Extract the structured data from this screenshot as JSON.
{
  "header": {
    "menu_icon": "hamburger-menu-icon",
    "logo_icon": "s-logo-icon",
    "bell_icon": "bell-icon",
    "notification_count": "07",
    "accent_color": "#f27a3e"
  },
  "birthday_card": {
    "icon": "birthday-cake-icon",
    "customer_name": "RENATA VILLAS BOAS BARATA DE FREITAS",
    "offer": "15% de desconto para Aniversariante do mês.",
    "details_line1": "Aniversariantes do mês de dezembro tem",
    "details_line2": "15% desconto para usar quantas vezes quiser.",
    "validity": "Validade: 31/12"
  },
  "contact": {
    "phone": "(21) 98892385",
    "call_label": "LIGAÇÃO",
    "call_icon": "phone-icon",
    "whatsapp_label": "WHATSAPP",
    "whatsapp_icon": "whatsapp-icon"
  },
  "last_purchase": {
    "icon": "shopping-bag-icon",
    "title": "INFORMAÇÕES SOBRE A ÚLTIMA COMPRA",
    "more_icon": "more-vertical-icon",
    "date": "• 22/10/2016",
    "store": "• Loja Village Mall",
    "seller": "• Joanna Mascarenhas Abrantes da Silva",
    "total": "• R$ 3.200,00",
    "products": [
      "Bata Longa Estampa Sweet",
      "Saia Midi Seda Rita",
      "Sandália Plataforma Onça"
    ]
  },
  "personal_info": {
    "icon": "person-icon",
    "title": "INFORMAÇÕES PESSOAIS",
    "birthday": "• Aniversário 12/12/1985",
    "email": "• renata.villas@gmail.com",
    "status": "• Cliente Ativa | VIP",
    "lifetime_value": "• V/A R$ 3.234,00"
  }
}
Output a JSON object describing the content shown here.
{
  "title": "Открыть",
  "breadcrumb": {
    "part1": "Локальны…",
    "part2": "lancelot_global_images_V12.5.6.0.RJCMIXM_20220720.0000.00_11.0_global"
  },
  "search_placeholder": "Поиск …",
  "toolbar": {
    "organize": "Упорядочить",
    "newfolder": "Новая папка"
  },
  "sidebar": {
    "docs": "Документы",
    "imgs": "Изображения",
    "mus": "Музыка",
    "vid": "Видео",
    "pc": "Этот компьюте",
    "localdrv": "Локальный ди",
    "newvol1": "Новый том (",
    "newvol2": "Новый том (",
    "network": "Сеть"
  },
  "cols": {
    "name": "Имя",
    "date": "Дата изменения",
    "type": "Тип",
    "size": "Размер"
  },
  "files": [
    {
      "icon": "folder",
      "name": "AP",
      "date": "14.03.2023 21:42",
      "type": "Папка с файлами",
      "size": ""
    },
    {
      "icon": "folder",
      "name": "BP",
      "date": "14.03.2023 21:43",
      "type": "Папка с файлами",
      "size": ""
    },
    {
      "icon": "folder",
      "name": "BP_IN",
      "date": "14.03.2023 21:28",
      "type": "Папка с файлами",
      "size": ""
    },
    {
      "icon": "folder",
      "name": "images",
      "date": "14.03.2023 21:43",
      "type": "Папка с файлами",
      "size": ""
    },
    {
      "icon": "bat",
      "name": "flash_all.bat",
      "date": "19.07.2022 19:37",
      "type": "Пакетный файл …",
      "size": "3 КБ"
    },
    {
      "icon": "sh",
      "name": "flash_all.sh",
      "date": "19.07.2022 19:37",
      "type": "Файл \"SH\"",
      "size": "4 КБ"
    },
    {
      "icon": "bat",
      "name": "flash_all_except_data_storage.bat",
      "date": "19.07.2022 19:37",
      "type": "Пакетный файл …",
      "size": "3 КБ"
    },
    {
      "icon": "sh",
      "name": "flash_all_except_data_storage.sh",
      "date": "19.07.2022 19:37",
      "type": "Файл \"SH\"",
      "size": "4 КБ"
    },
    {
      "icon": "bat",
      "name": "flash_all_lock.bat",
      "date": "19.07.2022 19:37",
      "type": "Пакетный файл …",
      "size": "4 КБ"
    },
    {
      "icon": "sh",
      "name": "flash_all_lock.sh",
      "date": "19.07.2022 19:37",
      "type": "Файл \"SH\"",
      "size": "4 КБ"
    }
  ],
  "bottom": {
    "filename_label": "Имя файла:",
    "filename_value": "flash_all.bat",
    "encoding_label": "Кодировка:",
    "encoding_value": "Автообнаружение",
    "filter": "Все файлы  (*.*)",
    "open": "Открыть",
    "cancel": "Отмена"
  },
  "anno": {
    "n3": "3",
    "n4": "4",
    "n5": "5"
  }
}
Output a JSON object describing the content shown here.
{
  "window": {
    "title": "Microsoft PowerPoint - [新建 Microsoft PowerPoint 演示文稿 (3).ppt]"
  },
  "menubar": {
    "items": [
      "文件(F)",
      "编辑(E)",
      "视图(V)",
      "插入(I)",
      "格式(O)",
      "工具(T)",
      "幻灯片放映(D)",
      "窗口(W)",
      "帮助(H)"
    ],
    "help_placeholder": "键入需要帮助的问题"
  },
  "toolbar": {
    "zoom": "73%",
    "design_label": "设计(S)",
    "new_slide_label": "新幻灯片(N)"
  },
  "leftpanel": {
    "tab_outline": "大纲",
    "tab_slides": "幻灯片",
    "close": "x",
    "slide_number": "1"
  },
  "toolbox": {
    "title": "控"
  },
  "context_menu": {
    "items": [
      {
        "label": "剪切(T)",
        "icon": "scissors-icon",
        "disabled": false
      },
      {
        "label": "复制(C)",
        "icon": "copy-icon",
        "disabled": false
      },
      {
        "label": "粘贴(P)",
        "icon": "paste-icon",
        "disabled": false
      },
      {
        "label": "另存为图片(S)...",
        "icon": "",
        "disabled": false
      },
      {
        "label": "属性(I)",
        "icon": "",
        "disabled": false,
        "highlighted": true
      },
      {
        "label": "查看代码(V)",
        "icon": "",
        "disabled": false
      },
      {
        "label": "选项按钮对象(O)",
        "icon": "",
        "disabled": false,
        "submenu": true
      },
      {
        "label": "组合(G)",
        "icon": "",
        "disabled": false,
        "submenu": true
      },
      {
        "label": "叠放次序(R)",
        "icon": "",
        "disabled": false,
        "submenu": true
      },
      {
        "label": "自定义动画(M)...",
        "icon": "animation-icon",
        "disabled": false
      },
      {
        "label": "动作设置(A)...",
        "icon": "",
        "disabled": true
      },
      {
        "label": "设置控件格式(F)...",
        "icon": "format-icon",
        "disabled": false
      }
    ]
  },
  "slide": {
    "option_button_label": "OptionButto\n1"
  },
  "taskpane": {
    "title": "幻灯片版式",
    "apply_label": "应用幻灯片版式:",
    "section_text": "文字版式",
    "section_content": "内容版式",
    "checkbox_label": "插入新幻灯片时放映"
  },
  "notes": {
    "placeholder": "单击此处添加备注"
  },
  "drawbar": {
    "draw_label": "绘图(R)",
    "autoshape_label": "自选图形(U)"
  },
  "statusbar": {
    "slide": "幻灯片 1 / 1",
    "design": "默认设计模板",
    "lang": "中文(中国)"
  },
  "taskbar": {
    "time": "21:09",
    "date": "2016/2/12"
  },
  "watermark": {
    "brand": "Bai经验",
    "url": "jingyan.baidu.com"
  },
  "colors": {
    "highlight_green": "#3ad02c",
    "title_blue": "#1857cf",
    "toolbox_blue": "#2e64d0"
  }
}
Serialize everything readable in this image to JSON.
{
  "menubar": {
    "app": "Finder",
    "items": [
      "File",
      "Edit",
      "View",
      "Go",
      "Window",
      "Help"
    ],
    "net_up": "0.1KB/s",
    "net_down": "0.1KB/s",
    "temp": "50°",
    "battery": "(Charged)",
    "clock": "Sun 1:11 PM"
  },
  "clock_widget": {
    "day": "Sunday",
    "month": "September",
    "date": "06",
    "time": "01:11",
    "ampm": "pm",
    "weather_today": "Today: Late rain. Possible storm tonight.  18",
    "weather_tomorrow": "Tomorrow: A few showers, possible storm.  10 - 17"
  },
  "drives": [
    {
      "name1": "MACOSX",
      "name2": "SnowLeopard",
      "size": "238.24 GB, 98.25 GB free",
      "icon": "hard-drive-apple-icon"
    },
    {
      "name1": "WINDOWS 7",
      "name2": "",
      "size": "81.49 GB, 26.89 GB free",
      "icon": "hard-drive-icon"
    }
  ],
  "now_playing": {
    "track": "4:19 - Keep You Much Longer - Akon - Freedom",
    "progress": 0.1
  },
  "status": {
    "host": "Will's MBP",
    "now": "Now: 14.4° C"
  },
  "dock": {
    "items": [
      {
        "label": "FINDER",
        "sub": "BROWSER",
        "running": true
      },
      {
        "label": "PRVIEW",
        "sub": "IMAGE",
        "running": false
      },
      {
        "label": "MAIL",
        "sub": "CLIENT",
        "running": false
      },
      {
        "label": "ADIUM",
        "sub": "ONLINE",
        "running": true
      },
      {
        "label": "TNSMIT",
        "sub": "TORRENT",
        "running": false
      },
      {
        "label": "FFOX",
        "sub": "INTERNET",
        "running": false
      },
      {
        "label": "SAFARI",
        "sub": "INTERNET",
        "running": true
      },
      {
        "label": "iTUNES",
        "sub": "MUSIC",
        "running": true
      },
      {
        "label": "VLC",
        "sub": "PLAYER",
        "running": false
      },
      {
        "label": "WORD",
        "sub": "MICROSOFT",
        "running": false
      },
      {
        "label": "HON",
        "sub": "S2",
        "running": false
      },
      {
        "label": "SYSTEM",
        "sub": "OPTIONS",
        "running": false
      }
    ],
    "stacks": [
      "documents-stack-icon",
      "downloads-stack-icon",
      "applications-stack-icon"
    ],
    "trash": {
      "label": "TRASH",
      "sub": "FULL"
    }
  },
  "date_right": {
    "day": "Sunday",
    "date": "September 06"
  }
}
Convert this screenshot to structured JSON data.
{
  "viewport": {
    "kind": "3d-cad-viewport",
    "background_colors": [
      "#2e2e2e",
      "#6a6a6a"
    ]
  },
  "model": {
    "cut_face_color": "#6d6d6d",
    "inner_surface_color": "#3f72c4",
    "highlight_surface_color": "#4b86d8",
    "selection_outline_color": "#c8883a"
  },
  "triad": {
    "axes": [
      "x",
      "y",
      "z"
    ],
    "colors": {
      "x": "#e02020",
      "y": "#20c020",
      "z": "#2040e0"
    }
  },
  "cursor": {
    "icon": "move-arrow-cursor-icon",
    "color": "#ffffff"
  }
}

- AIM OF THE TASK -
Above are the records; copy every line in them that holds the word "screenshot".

- ANSWER -
Extract the structured data from this screenshot as JSON.
Convert this screenshot to structured JSON data.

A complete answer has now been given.